> [INPUT DATA]:
——

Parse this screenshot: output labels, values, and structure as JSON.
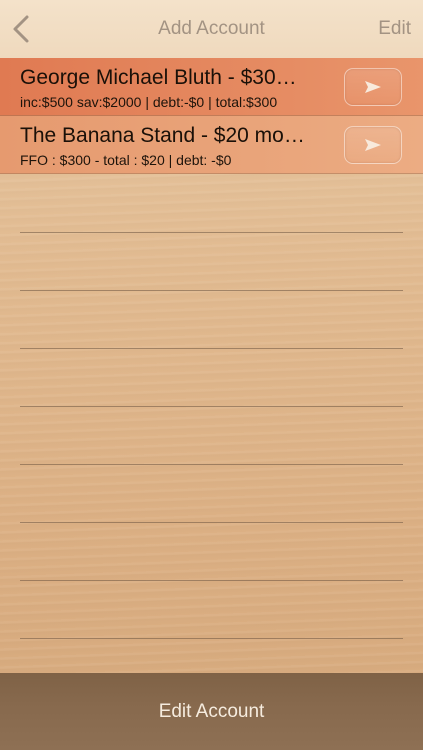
{
  "navbar": {
    "back_icon": "chevron-left-icon",
    "title": "Add Account",
    "edit_label": "Edit"
  },
  "accounts": [
    {
      "title": "George Michael Bluth - $30…",
      "subtitle": "inc:$500 sav:$2000 | debt:-$0 | total:$300",
      "button_icon": "play-arrow-icon",
      "color": "#e07a52"
    },
    {
      "title": "The Banana Stand - $20 mo…",
      "subtitle": "FFO : $300 - total : $20 | debt: -$0",
      "button_icon": "play-arrow-icon",
      "color": "#e69a6f"
    }
  ],
  "footer": {
    "label": "Edit Account"
  },
  "colors": {
    "background": "#e2bb91",
    "navbar": "#efd9bd",
    "nav_text": "#a39383",
    "footer": "#87694d"
  }
}
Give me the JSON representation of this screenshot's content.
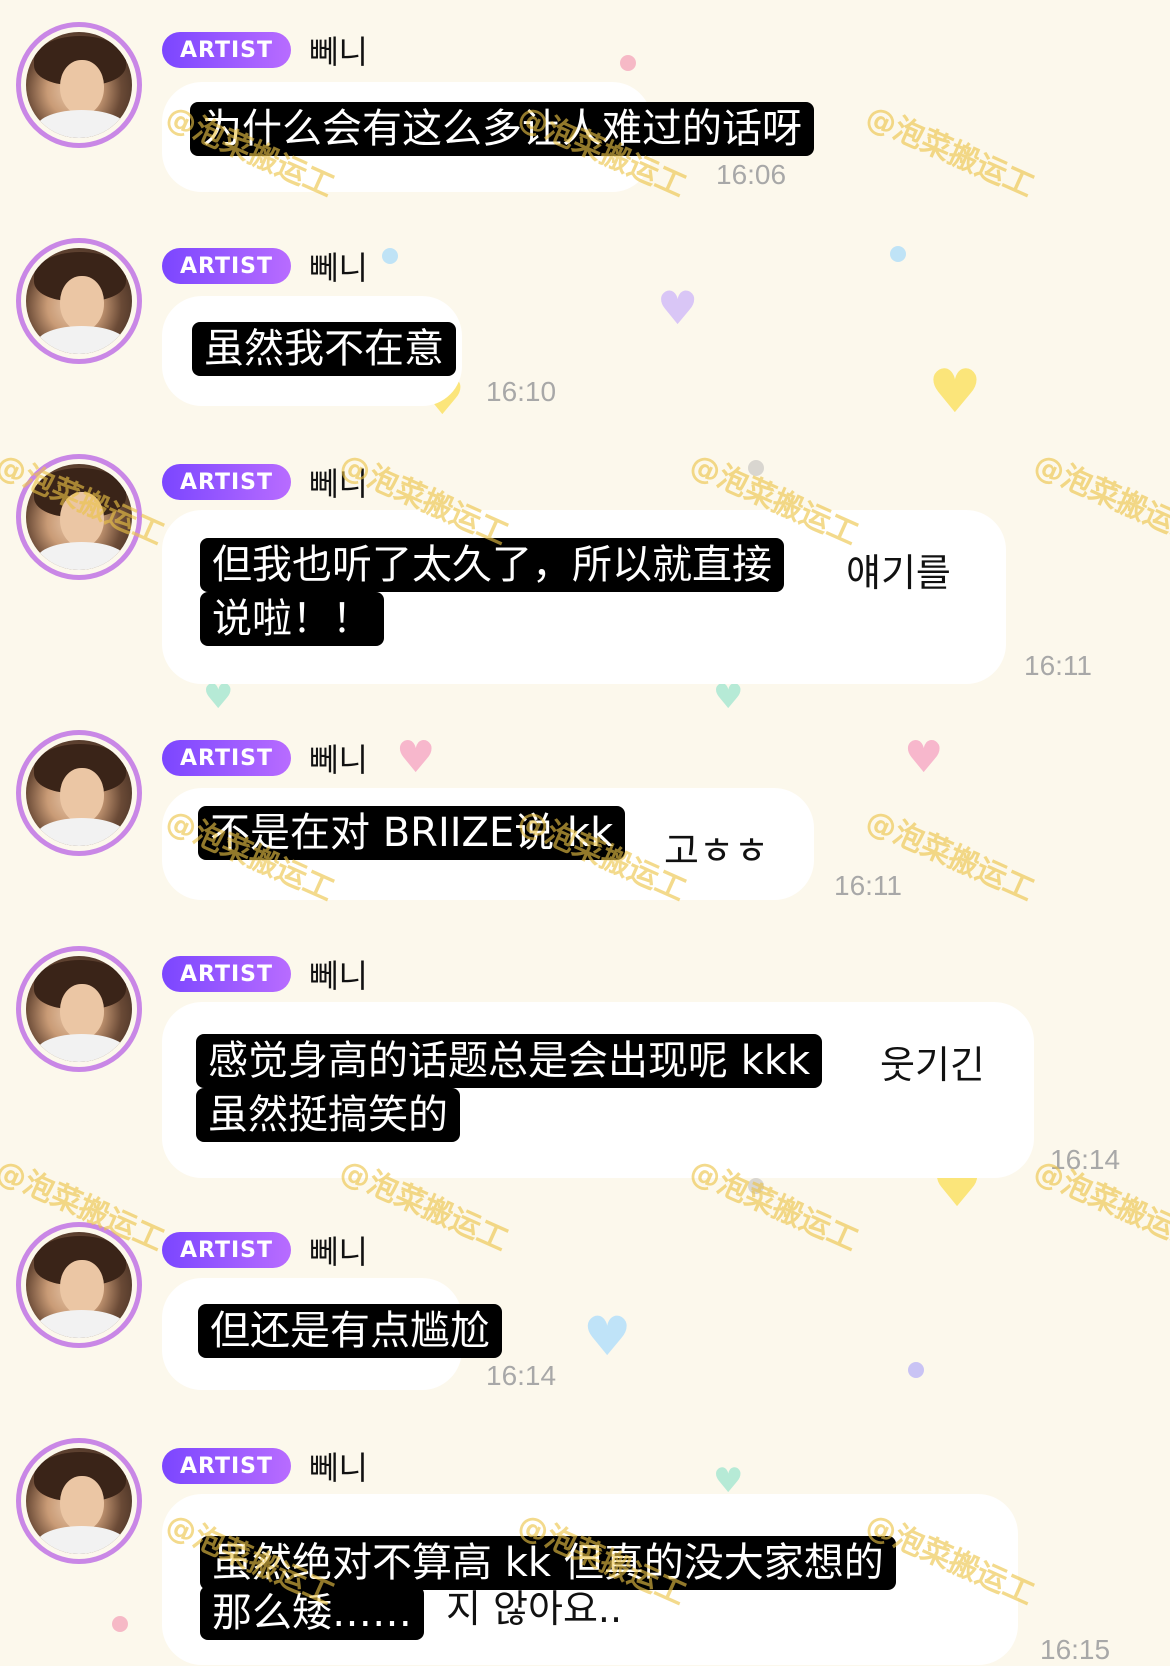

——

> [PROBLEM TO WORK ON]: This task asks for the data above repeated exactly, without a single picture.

> [RESULT OF THIS TASK]:
Parse this screenshot: output labels, values, and structure as JSON.
{
  "navbar": {
    "back_icon": "chevron-left-icon",
    "title": "Add Account",
    "edit_label": "Edit"
  },
  "accounts": [
    {
      "title": "George Michael Bluth - $30…",
      "subtitle": "inc:$500 sav:$2000 | debt:-$0 | total:$300",
      "button_icon": "play-arrow-icon",
      "color": "#e07a52"
    },
    {
      "title": "The Banana Stand - $20 mo…",
      "subtitle": "FFO : $300 - total : $20 | debt: -$0",
      "button_icon": "play-arrow-icon",
      "color": "#e69a6f"
    }
  ],
  "footer": {
    "label": "Edit Account"
  },
  "colors": {
    "background": "#e2bb91",
    "navbar": "#efd9bd",
    "nav_text": "#a39383",
    "footer": "#87694d"
  }
}
Give me the JSON representation of this screenshot's content.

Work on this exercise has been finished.